The United States has accused Zimbabwean President Robert Mugabe of sinking to a "new low" by comparing the recent death of U.S. Ambassador to Libya Christopher Stevens to that of Libyan leader Muammar Gaddafi.
President Mugabe opened his address to the UN General Assembly in New York Wednesday by comparing the death of Stevens to that of Gaddafi, killed by Libyan rebels a year ago.
"The death of Gaddafi must be seen in the same tragic manner as the death of Chris Stevens. We condemn both of them," Mr. Mugabe said.
"As we in spirit join the United States in condemning that death, shall the United States also join us in condemning that barbaric death of the Head of State of Libya - Gaddafi?
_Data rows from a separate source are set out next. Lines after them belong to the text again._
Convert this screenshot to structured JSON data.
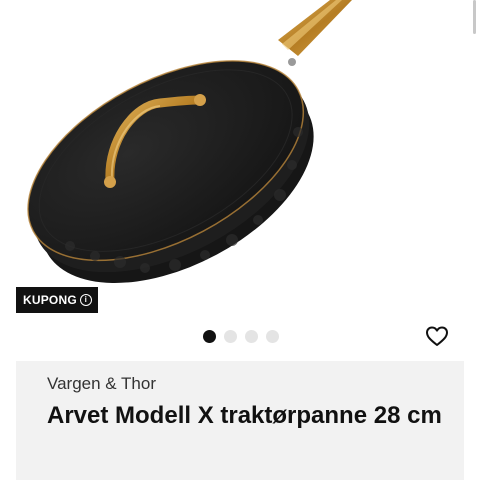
{
  "hero": {
    "image_name": "cast-iron-pan-with-lid",
    "badge_label": "KUPONG",
    "badge_icon": "info-icon",
    "carousel": {
      "count": 4,
      "active_index": 0
    },
    "favorite_icon": "heart-outline-icon"
  },
  "product": {
    "brand": "Vargen & Thor",
    "title": "Arvet Modell X traktørpanne 28 cm"
  },
  "colors": {
    "pan_body": "#1b1b1b",
    "handle_gold": "#c8912f",
    "card_bg": "#f2f2f2",
    "badge_bg": "#111111"
  }
}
It was a loss, a great loss to Africa, a tragic loss to Africa," he said.
Responding, spokeswoman Erin Pelton for the U.S. mission to the United Nations described Mr. Mugabe’s comparison as a “ridiculous and abhorrent comparison that we reject in the strongest terms.”
Pelton said Stevens represented the finest of America and spent his life connecting people, not dividing them.
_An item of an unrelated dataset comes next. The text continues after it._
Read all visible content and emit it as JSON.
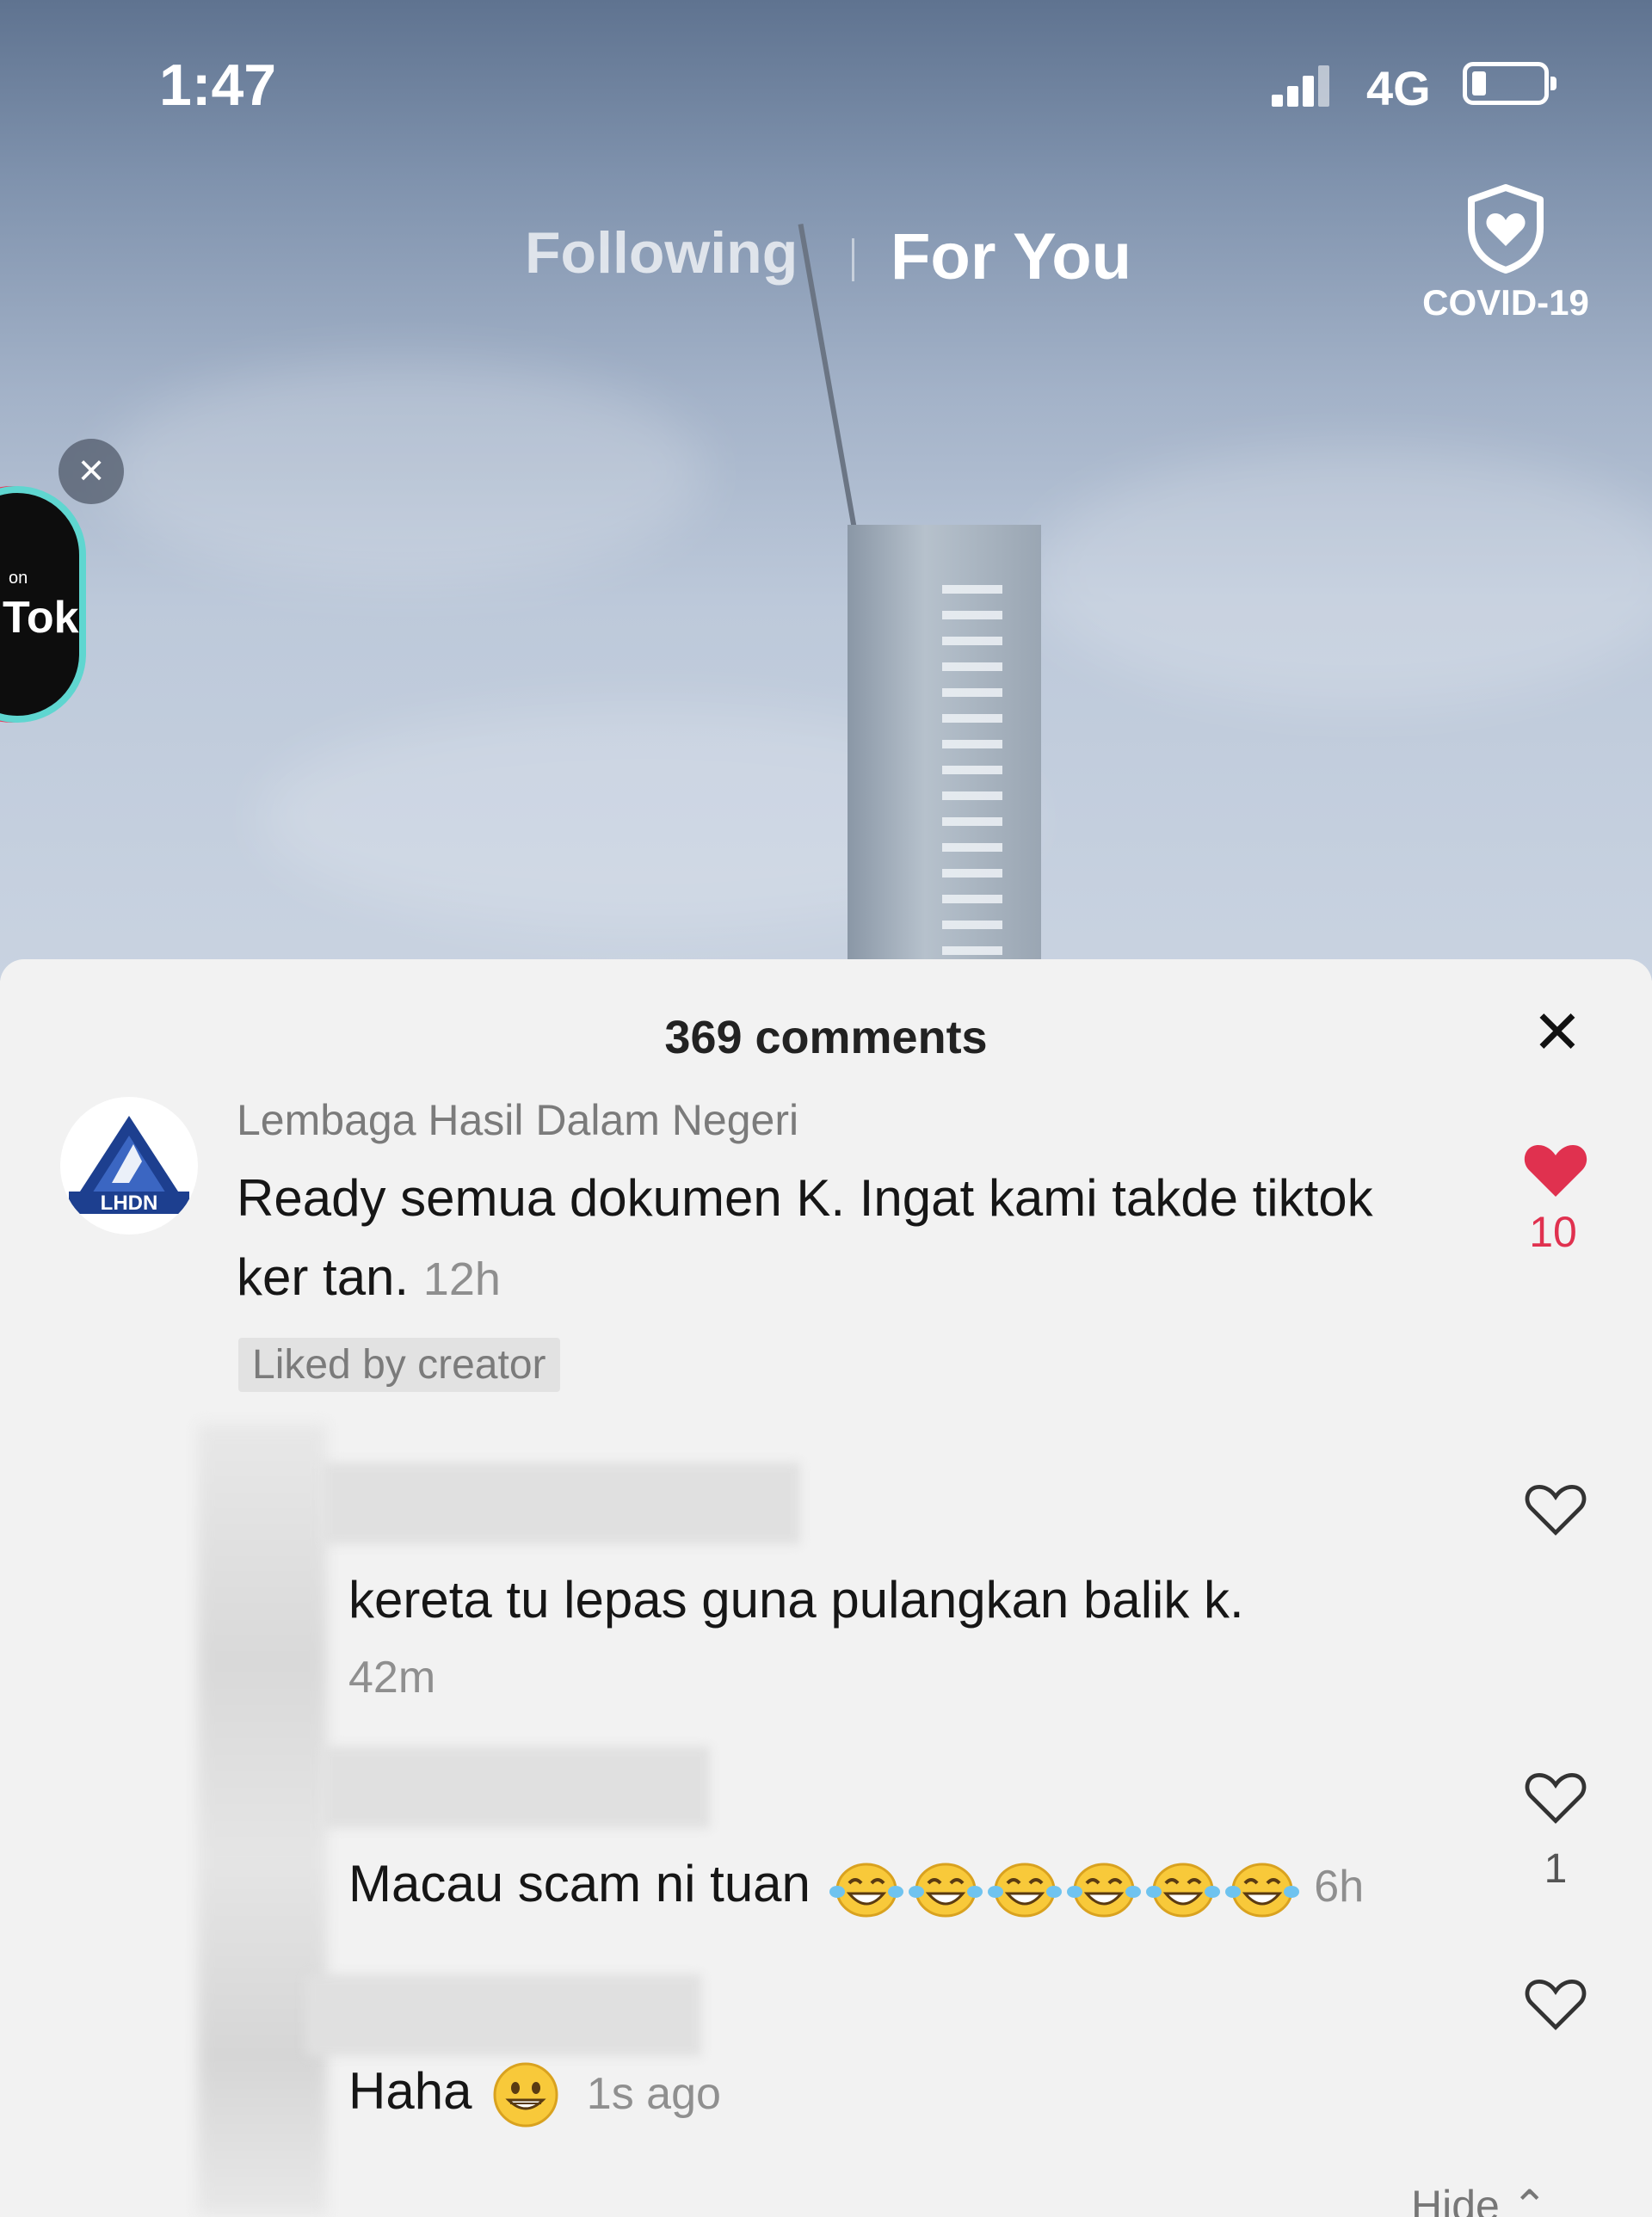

Stevens and three other Americans were killed in September in what the U.S. has called a "terrorist" attack on its mission in Benghazi.
In his speech, President Mugabe also joined fellow African leaders in calling for the reform of the United Nations Security Council which he accused of wielding ‘an insatiable appetite for war’.
President Goodluck Jonathan of Nigeria and Jacob Zuma of South Africa also called for immediate reforms at the UN so that Africa can have a say on the international arena.
President Mugabe, a well-known critic of the West, said Africa must be fully represented in the Security Council.
He also took a swipe at Western nations that have imposed sanctions on him and his inner circle. These nations accuse President Mugabe of rights abuses.
Political analyst Takura Zhangazha, executive director of the Voluntary Media Council of Zimbabwe, said the call for UN reform is justified.
U.S. spokeswoman Pelton said Mr. Mugabe should have taken advantage of his allocated time at the General Assembly to inform the world how he intends to bring Zimbabwe back from the brink after years of what she said was Zanu PF misrule.
Mr. Mugabe revealed Wednesday his desire to call for national elections at the end of March 2013.
In an urgent High Court application Wednesday, in which he sought yet another extension to delay by-elections in three Matabeleland constituencies, Mr. Mugabe said the country is too broke to call a mini-election just ahead of the main vote.
For persepective on the election issue, Studio 7’s Sandra Nyaira turned to spokesmen Rugare Gumbo of Zanu PF and Douglas Mwonzora of the Morgan Tsvangirai MDC formation.
Both agree that Mr. Mugabe will have to consult his governing partners before proclaiming election dates for next year.